With his beautiful trophy wife (the gorgeous but wooden Italian actress Monica Bellucci) at his side, Hearst is slated to speak at a fundraiser for victims of a recent hurricane. But Freeman's Captain Benezet, unconvinced by Hearst's ambiguous responses and arrogant attitude, calls him in for questioning the very night of the charity gala. As Benezet and his overzealous colleague (Thomas Jane) push Hearst to confess, they simultaneously chip away at the facade of his perfect marriage and upstanding reputation, revealing a man in the throes of a midlife crisis. Veterans Freeman and Hackman are, as always, a pleasure to watch.

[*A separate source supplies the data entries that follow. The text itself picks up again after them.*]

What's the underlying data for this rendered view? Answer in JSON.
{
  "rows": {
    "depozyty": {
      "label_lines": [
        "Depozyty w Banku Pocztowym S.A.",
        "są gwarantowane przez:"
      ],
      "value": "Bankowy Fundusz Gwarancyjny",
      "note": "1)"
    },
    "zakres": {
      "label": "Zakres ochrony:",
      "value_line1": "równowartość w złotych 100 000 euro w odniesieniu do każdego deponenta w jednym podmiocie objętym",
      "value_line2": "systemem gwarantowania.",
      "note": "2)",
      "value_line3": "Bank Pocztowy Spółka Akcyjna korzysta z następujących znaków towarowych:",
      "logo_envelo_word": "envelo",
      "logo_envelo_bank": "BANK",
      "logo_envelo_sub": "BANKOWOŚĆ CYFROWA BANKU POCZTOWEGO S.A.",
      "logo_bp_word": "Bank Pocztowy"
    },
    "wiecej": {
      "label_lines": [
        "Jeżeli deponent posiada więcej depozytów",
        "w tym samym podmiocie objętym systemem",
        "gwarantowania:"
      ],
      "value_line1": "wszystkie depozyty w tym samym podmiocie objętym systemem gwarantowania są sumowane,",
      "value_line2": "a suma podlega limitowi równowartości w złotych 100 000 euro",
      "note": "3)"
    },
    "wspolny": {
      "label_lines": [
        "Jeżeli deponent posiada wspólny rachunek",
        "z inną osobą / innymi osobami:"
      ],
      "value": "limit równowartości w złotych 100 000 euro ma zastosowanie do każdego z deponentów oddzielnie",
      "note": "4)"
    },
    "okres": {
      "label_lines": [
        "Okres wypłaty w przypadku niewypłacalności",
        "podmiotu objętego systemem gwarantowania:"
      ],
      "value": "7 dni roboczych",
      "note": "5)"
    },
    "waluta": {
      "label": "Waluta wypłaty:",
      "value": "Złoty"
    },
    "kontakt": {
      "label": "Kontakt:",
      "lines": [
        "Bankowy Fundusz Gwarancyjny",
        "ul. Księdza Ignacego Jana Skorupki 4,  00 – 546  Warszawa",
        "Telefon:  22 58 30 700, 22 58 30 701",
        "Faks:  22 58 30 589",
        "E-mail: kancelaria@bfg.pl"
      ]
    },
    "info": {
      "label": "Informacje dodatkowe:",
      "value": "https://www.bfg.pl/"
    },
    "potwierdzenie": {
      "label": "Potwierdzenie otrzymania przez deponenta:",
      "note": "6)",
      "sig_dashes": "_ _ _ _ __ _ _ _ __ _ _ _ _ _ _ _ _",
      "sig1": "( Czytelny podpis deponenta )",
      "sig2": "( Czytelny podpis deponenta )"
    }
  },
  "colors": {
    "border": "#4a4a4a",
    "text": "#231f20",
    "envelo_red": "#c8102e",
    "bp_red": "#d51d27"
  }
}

Hopkins plays with multiple subjective flashbacks, varying the details to support conflicting explanations, but this film is no "Rashomon." Because Benezet's case is based purely on circumstantial evidence, the repetitious Q & A exchange and prosaic shot-countershot technique soon wear thin. You keep hoping for something unexpected, and Tom Provost and Peter Iliff's script does save a couple of surprises for the final reel, but these twists feel like cheap plot gimmicks; they are too little, too late. Setting much of the film in the confining police station is supposed to lend an air of claustrophobia, but its inadvertent effect is spectatorial boredom. Starring Morgan Freeman, Gene Hackman and Monica Bellucci. Directed by Stephen Hopkins. Written by Tom Provost and W. Peter Iliff. Produced by Anne Marie Gillen, Stephen Hopkins and Lori McCreary. No distributor set. Thriller. Not yet rated. Running time: 111 min.